Activity ▸ Scan the material below and copy every line holding the word "stars".
━━━━
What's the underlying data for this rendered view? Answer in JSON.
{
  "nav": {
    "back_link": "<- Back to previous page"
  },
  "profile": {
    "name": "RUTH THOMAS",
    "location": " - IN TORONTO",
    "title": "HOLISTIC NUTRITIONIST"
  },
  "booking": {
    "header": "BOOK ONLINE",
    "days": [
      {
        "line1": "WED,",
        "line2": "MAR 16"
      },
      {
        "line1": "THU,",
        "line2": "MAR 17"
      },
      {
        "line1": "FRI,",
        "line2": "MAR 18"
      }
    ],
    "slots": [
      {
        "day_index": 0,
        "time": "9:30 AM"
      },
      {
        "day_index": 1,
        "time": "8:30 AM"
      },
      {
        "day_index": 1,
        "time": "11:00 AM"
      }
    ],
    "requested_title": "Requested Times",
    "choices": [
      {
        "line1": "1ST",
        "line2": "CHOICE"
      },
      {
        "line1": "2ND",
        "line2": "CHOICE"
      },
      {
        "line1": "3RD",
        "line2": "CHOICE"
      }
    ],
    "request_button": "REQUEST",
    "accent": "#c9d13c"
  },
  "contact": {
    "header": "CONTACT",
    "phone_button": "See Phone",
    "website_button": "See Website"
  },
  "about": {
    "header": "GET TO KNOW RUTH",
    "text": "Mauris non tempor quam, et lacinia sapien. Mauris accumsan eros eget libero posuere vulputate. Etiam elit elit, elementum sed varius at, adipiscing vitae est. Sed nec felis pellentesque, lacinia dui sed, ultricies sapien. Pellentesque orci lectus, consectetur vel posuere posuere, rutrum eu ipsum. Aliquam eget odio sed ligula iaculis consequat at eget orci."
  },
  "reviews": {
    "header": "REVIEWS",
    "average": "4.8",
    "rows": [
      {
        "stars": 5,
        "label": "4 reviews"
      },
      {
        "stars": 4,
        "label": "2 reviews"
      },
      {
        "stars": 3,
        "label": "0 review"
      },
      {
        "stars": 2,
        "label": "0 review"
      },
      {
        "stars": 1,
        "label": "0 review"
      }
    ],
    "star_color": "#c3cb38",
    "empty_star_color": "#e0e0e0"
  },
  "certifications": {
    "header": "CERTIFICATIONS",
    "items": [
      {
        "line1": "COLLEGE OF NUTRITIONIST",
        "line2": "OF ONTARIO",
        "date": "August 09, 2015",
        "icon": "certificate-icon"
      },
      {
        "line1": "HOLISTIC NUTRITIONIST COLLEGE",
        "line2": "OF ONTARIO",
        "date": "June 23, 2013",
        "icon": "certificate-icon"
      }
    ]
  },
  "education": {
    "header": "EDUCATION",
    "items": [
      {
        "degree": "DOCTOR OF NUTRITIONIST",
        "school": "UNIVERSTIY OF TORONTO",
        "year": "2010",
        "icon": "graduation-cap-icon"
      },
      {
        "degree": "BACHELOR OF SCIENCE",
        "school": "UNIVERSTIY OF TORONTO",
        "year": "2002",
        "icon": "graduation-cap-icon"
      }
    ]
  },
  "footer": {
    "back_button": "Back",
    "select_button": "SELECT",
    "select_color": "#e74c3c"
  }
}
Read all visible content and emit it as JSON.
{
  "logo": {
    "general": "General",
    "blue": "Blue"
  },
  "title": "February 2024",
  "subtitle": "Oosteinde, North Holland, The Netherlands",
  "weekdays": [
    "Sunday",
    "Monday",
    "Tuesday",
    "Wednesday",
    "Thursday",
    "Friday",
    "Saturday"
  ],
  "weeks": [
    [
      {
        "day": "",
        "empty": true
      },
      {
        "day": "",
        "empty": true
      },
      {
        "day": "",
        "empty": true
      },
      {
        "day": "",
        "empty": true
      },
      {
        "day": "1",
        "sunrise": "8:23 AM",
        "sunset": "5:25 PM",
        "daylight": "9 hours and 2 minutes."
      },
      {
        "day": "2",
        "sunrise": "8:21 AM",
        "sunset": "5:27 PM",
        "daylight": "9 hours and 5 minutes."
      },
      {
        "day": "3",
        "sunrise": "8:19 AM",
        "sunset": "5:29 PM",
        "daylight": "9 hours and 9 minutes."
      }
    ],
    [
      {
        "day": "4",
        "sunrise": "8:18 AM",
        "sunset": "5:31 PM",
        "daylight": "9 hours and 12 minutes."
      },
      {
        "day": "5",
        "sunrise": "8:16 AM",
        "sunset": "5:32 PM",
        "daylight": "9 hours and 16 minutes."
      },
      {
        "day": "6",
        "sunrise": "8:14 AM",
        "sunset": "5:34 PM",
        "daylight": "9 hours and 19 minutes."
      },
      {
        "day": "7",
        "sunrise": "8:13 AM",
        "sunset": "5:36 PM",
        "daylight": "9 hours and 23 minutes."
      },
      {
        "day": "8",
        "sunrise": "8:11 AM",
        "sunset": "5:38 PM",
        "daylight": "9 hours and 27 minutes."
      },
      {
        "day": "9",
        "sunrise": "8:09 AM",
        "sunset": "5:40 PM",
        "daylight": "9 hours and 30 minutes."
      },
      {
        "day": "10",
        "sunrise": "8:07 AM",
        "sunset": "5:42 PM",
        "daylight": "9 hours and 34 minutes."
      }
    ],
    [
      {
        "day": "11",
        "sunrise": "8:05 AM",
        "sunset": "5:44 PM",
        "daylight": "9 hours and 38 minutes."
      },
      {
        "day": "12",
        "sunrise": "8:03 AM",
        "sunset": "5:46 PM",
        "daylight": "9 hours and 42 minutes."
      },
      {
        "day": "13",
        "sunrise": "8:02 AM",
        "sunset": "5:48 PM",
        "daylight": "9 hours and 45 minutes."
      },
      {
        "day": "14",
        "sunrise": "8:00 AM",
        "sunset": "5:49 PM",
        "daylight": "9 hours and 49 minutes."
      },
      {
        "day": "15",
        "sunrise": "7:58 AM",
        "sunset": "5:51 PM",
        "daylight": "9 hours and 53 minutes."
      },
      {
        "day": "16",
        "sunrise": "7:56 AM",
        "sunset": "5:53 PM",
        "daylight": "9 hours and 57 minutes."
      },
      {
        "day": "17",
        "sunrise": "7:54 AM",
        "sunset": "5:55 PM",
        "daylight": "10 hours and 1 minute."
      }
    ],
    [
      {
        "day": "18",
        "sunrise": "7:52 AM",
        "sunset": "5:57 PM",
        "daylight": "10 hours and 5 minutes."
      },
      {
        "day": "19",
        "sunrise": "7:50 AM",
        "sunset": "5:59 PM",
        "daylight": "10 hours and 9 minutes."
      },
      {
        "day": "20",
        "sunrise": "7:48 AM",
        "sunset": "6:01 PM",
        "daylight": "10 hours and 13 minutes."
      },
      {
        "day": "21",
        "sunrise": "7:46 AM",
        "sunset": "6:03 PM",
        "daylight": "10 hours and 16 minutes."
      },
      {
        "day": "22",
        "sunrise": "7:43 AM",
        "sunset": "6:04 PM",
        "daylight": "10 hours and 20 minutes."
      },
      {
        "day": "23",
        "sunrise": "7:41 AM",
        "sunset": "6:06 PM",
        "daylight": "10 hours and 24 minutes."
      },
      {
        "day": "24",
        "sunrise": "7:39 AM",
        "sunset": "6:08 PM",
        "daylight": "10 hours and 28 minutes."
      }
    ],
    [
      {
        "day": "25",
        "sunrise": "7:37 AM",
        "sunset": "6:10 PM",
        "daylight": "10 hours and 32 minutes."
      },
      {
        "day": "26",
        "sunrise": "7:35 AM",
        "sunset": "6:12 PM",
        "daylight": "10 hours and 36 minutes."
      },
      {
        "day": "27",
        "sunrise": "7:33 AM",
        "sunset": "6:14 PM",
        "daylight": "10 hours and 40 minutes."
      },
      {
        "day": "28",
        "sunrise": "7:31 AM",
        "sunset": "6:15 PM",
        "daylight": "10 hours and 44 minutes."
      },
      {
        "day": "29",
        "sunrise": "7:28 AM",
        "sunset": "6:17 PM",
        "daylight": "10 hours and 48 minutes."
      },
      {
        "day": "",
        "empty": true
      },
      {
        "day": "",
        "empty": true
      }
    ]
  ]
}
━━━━
Answer space ▸
        "stars": 5,
        "stars": 4,
        "stars": 3,
        "stars": 2,
        "stars": 1,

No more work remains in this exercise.